Now I may not be able to change all this, but I can choose not to participate. I have been participating less and less every year for the last several years. Oh we will still have Christmas. I love turkey and stuffing and family. JT is coming home for a couple of days. There will be mulled wine, several pots full. There will be old-fashioned Hogmanay shortbread from an old Nova Scotian cookbook and perhaps pie. We will unpack the lights and all the decorations that took over thirty years to accumulate and put them on a real tree while breathing in the scent of fresh spruce. We will water this tree every morning and sweep up the needles on a regular basis. We will uphold our traditions.
What I won’t be doing is going to the stores and agonizing over finding the perfect gift, In today’s world there are no perfect gifts, just fads; and I can’t, and don’t want to, keep up with the fads. This year, for the first time ever, almost everyone, including the youngest grandkid, is getting cash. Instead of shopping, I plan to relax, drink mulled wine and eat shortbread. I am including my recipe for mulled wine in case you would like to join me.
1 cinnamon stick, broken into 1 inch pieces. (I sometimes use two)
1/4 tsp ground cloves. (2 or 3 whole cloves will also work)
1/4 tsp nutmeg
2/3 C sugar
1 bottle (750 ml / 4/5 qt) dry red wine
1 C port wine (or your regional version of this fortified wine)

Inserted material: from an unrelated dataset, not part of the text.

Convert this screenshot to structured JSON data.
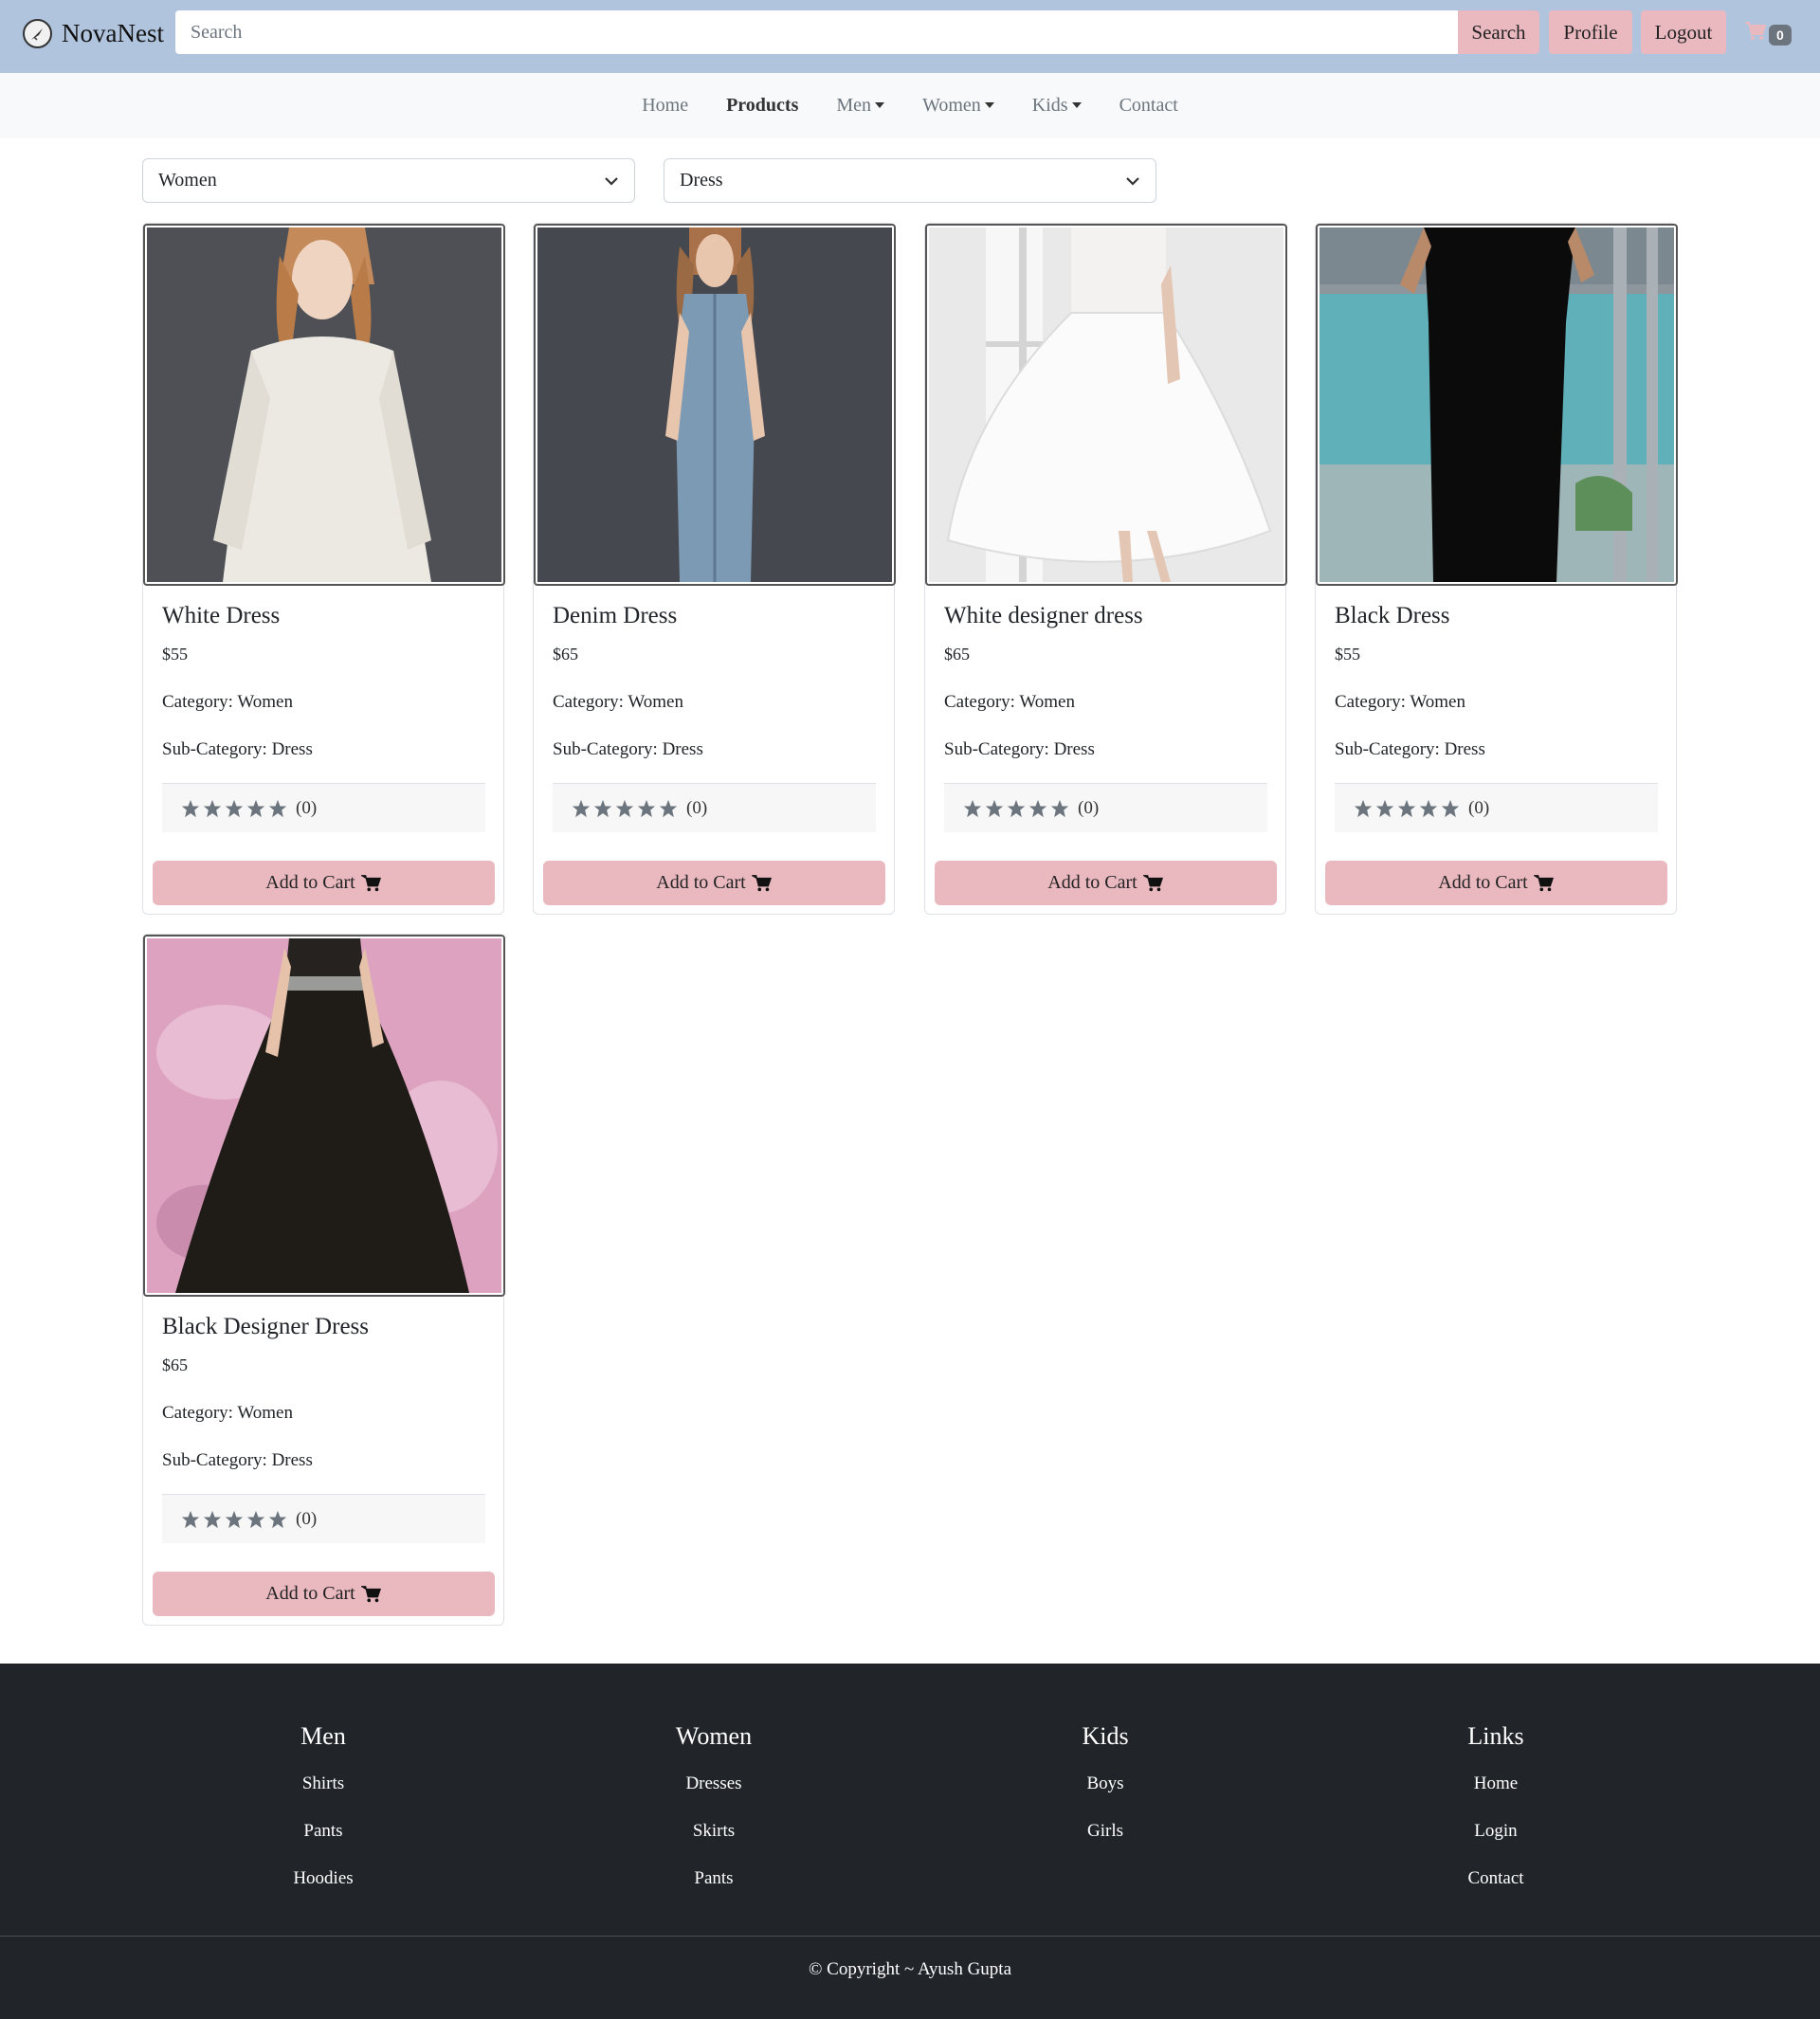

Thin orange or clementine slices
Combine ingredients in pot. Heat to serving temperature.
We make a big pot and keep reheating it until it is gone. It gets better and better with every reheat. Then we make another pot.
Thanks for reading.